_What to do_
Report all lines in the records that hold the string "glyph".

Extracted data entries:
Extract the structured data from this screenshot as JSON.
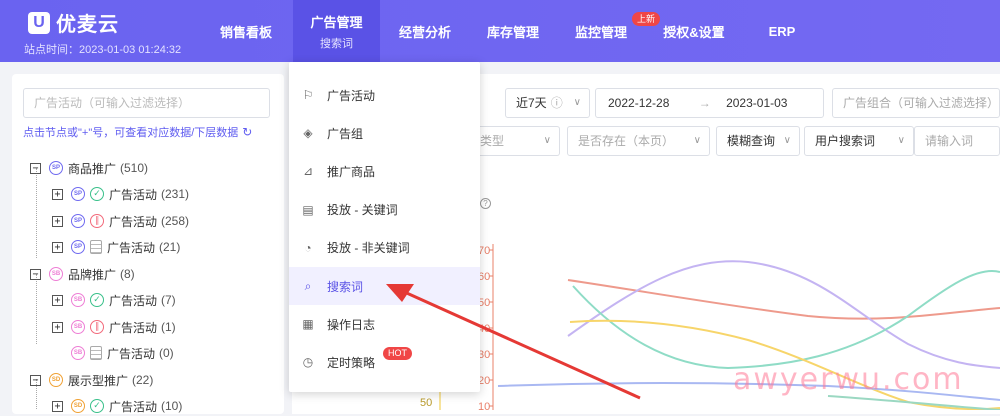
{
  "brand": {
    "logo": "U",
    "name": "优麦云",
    "site_time": "站点时间：2023-01-03 01:24:32"
  },
  "nav": {
    "items": [
      {
        "label": "销售看板"
      },
      {
        "label": "广告管理",
        "sub": "搜索词"
      },
      {
        "label": "经营分析"
      },
      {
        "label": "库存管理"
      },
      {
        "label": "监控管理",
        "badge": "上新"
      },
      {
        "label": "授权&设置"
      },
      {
        "label": "ERP"
      }
    ]
  },
  "left": {
    "filter_placeholder": "广告活动（可输入过滤选择）",
    "hint": "点击节点或\"+\"号，可查看对应数据/下层数据",
    "tree": [
      {
        "expander": "−",
        "badge": "SP",
        "label": "商品推广",
        "count": "(510)"
      },
      {
        "expander": "+",
        "badge": "SP",
        "status": "ok",
        "label": "广告活动",
        "count": "(231)"
      },
      {
        "expander": "+",
        "badge": "SP",
        "status": "pause",
        "label": "广告活动",
        "count": "(258)"
      },
      {
        "expander": "+",
        "badge": "SP",
        "status": "doc",
        "label": "广告活动",
        "count": "(21)"
      },
      {
        "expander": "−",
        "badge": "SB",
        "label": "品牌推广",
        "count": "(8)"
      },
      {
        "expander": "+",
        "badge": "SB",
        "status": "ok",
        "label": "广告活动",
        "count": "(7)"
      },
      {
        "expander": "+",
        "badge": "SB",
        "status": "pause",
        "label": "广告活动",
        "count": "(1)"
      },
      {
        "expander": "",
        "badge": "SB",
        "status": "doc",
        "label": "广告活动",
        "count": "(0)"
      },
      {
        "expander": "−",
        "badge": "SD",
        "label": "展示型推广",
        "count": "(22)"
      },
      {
        "expander": "+",
        "badge": "SD",
        "status": "ok",
        "label": "广告活动",
        "count": "(10)"
      }
    ]
  },
  "controls": {
    "date_range": "近7天",
    "date_start": "2022-12-28",
    "date_end": "2023-01-03",
    "ad_group_placeholder": "广告组合（可输入过滤选择）",
    "match_type_placeholder": "类型",
    "exists_placeholder": "是否存在（本页）",
    "query_mode": "模糊查询",
    "query_field": "用户搜索词",
    "query_placeholder": "请输入词"
  },
  "dropdown": {
    "items": [
      {
        "icon": "flag-icon",
        "glyph": "⚐",
        "label": "广告活动"
      },
      {
        "icon": "layers-icon",
        "glyph": "◈",
        "label": "广告组"
      },
      {
        "icon": "product-icon",
        "glyph": "⊿",
        "label": "推广商品"
      },
      {
        "icon": "keyword-icon",
        "glyph": "▤",
        "label": "投放 - 关键词"
      },
      {
        "icon": "target-icon",
        "glyph": "◔",
        "label": "投放 - 非关键词"
      },
      {
        "icon": "search-icon",
        "glyph": "⌕",
        "label": "搜索词",
        "active": true
      },
      {
        "icon": "log-icon",
        "glyph": "▦",
        "label": "操作日志"
      },
      {
        "icon": "timer-icon",
        "glyph": "◷",
        "label": "定时策略",
        "badge": "HOT"
      }
    ]
  },
  "chart_axis": {
    "right_ticks": [
      "70",
      "60",
      "50",
      "40",
      "30",
      "20",
      "10"
    ],
    "left_tick": "50"
  },
  "watermark": "awyerwu.com",
  "colors": {
    "brand": "#6a63f0",
    "accent": "#5a52e6",
    "hot": "#f04646"
  }
}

_Exercise response_
        "glyph": "⚐",
        "glyph": "◈",
        "glyph": "⊿",
        "glyph": "▤",
        "glyph": "◔",
        "glyph": "⌕",
        "glyph": "▦",
        "glyph": "◷",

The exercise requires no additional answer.